As a kid, I loved shopping for our Christmas tree. There's nothing like strolling through a cold parking lot filled with rows of sweet-smelling pines and Fraser firs. One year, our tree fell off the car as we rounded a corner into our neighborhood. It got run over by a Mercedes and had some pretty bad tire tracks across its backside but somehow that tree hung on through Christmas. I'd like to give my daughter some of those same memories but considering I tend to kill green things with branches, I decided to get the help of an expert on picking out a tree, bringing it home safely and making it last until at least Christmas Eve. Clarke Gernon Sr. of the National Christmas Tree Association was the man I tapped. Here's what he had to say:
When is the best time to buy a tree?
The time between Thanksgiving and Christmas is as long as it can ever be this year. That occurs when the first of November is on a Thursday. Buy your tree a week later than you normally would.
What's the first step in choosing a Christmas tree?

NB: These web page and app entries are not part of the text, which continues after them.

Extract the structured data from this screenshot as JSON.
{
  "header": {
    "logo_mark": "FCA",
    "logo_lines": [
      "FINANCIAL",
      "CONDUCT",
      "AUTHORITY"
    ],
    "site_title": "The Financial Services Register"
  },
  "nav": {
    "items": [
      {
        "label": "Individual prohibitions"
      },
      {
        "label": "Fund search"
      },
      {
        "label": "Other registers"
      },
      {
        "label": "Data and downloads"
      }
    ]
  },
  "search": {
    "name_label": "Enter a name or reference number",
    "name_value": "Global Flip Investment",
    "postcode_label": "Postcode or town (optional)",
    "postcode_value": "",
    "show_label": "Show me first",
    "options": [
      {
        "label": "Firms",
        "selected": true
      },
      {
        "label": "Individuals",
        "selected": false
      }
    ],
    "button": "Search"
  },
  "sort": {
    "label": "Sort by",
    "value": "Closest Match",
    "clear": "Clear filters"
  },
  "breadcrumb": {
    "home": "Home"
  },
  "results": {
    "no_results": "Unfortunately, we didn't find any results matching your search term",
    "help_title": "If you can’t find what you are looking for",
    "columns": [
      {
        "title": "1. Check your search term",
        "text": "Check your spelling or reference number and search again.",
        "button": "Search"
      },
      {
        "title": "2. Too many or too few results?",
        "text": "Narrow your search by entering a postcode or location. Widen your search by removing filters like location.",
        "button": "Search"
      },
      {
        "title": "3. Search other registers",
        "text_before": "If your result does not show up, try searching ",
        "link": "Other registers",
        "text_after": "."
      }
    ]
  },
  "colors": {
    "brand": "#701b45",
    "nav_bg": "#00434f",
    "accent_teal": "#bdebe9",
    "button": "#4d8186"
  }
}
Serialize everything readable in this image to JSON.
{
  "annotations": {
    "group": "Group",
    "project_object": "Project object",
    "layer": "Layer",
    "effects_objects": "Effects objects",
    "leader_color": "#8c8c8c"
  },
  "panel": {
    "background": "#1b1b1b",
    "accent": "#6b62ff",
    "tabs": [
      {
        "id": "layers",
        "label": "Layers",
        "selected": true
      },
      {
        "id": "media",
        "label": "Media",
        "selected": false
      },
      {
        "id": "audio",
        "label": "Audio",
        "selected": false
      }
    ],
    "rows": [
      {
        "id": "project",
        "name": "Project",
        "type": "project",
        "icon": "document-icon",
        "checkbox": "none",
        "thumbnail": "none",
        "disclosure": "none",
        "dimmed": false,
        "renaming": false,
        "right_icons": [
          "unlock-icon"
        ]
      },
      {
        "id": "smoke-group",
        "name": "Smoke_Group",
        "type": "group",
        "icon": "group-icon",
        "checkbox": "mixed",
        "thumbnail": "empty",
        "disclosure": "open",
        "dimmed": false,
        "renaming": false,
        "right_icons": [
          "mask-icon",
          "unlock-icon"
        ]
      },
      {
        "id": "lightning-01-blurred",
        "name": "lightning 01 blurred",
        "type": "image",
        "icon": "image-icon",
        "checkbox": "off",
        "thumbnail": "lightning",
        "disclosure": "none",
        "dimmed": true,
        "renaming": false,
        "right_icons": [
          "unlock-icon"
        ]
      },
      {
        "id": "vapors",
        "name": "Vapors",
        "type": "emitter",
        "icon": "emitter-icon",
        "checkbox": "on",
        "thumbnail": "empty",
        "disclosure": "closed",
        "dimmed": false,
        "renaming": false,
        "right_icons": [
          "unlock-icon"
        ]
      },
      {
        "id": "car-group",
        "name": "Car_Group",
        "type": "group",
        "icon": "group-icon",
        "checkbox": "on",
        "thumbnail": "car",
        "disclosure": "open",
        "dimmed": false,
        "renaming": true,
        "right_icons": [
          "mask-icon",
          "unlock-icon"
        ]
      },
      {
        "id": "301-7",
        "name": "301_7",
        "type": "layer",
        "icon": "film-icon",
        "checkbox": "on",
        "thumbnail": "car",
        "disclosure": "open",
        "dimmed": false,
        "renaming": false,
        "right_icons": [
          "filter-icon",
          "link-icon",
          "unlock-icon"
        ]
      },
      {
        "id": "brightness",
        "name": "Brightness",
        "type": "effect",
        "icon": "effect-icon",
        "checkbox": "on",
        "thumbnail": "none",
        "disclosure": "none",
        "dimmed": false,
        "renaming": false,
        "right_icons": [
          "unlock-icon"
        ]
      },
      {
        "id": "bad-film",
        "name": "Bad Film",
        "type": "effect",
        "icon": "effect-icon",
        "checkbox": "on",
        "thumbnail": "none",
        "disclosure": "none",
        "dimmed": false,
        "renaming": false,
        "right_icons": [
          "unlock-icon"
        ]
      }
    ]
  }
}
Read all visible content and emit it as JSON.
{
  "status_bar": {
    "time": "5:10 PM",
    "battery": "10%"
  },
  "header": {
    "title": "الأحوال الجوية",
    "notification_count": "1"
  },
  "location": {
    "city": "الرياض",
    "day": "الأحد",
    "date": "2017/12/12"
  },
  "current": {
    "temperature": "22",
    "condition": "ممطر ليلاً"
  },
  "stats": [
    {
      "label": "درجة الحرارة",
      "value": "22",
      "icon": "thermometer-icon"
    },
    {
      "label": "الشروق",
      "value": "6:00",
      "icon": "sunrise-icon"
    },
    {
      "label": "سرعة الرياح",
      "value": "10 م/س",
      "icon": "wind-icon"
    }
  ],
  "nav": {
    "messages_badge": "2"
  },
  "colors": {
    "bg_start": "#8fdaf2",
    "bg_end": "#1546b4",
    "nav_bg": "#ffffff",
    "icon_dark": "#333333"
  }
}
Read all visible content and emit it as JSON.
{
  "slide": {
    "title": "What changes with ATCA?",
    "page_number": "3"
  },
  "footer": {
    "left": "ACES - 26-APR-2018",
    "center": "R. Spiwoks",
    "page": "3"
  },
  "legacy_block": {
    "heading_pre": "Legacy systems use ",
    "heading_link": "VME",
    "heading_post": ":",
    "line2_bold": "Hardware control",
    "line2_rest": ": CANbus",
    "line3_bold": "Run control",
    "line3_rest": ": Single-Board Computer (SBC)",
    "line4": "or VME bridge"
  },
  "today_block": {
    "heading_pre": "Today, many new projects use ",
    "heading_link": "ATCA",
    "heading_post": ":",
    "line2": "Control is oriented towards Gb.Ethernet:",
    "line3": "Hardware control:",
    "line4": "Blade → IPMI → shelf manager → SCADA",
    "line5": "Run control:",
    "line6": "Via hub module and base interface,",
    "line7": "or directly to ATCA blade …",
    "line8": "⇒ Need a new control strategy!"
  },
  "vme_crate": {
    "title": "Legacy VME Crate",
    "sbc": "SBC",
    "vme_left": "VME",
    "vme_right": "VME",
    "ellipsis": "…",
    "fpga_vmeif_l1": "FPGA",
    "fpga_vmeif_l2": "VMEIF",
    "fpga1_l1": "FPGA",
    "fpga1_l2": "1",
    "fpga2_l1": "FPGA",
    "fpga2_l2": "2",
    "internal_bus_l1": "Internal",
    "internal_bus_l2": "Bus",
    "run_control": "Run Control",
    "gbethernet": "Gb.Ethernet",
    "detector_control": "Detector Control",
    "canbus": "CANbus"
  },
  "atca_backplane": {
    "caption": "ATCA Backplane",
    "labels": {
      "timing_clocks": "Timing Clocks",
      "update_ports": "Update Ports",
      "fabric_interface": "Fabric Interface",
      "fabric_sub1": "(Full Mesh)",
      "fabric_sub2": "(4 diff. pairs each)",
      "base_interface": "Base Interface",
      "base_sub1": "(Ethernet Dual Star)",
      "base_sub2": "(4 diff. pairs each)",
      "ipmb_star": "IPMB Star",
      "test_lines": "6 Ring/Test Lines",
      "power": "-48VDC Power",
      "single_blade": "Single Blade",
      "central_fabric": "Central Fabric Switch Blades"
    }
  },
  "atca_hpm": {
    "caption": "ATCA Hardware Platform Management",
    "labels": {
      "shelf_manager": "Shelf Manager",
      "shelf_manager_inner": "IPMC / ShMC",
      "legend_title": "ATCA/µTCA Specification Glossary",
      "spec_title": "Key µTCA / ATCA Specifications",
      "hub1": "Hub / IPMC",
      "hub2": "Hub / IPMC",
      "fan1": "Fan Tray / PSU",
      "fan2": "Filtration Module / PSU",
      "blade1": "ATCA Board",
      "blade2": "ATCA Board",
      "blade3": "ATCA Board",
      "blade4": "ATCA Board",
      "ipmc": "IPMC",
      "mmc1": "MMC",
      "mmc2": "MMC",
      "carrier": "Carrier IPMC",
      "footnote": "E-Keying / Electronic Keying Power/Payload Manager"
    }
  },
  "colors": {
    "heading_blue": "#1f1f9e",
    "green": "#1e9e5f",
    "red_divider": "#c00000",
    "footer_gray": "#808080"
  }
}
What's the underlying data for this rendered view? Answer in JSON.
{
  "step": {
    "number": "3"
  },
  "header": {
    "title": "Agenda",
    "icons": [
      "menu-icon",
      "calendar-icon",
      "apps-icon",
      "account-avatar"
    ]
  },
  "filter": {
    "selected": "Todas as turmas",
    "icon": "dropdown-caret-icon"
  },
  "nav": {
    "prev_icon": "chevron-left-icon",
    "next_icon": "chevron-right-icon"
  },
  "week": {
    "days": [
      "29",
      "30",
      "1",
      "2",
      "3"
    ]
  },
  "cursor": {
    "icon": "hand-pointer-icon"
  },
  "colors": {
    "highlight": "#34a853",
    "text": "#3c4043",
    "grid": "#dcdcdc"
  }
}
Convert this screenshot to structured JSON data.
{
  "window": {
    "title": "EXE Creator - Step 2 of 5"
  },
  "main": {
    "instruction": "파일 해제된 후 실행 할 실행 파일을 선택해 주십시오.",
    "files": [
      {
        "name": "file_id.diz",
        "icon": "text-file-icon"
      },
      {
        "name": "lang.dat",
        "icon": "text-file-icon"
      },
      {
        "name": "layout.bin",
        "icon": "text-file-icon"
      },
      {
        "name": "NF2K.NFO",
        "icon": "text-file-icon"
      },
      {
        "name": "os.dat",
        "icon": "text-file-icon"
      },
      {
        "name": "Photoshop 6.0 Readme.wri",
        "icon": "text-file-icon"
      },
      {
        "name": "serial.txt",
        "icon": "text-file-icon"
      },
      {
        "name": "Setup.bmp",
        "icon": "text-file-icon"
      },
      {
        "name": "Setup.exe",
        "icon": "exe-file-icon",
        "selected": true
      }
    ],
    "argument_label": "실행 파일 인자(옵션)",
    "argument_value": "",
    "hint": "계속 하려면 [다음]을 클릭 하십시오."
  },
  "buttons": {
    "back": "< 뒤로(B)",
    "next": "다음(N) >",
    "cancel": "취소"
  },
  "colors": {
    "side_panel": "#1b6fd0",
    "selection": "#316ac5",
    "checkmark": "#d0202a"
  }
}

The most obvious thing is how tall of a tree you want. Most trees are trimmed to a taper of 80 percent. That means that a tree 10 feet tall is 8 feet wide. Bring a tape measure. Also get the stand out before you leave the house. Make note of how big of a trunk your stand can handle. We don't want the customer to come home with a tree that has a trunk that is too big for the stand and then start whacking on it. Once they have removed the bark and have encroached into the cambium layer, they just killed the tree. That's the physiological component that will absorb moisture out of the bowl and keep the tree fresh.
So once you're on the tree lot, what should you look for?
The best and simplest freshness test is to grasp a limb of the tree between your thumb and forefinger and gently pull along the length of the branch. If you have needles in your hand, go to another tree. If the tree smells like mildew, don't buy it. If the tree displays a color that does not appear characteristic of the tree, don't buy it. A white pine, for instance, does have a bit of a yellow tint. But a Fraser fir or a balsam should be deep green and some of the underside of the leaf will be white.
How do you make the tree last through New Year's?
The most effective apparatus that I have seen is Tree Fountain. They run about $10. It utilizes a liter soft drink bottle that you fill with water and turn upside down into the base of the fountain, like a water cooler at the office. The fountain has a length of tubing that runs to the bowl on the Christmas tree stand and continuously replenishes the bowl.
Lots of people are talking about living green. How is having a real Christmas tree being environmentally friendly?
Real trees are sustainable. This is something we can produce another one of. Artificial trees are made in large measure from components that are derived from crude oil at $100 a barrel. There are synthetically produced chemicals in the artificial trees that are used as building blocks for the fake foliage and for the fake trunk and all the little make-believe components of the trees. The branch material is oftentimes steel. Real Christmas trees enhance the atmosphere by producing oxygen, enhance the soil by holding it in place, are sustainable, and are occupants of the earth just as much as we are. Yes, we use pesticides in the production of Christmas trees but the largest amount is ground applied.
What's your best advice for picking out a Christmas tree?
More Holiday Help: Cut-your-own tree farms
Please email us to report offensive comments.
Posted by: M Street | December 4, 2007 2:33 PM
Posted by: John Williams | December 4, 2007 8:34 PM
Posted by: Anonymous | December 5, 2007 9:48 AM
Posted by: Joe Blow | December 5, 2007 4:54 PM
The comments to this entry are closed.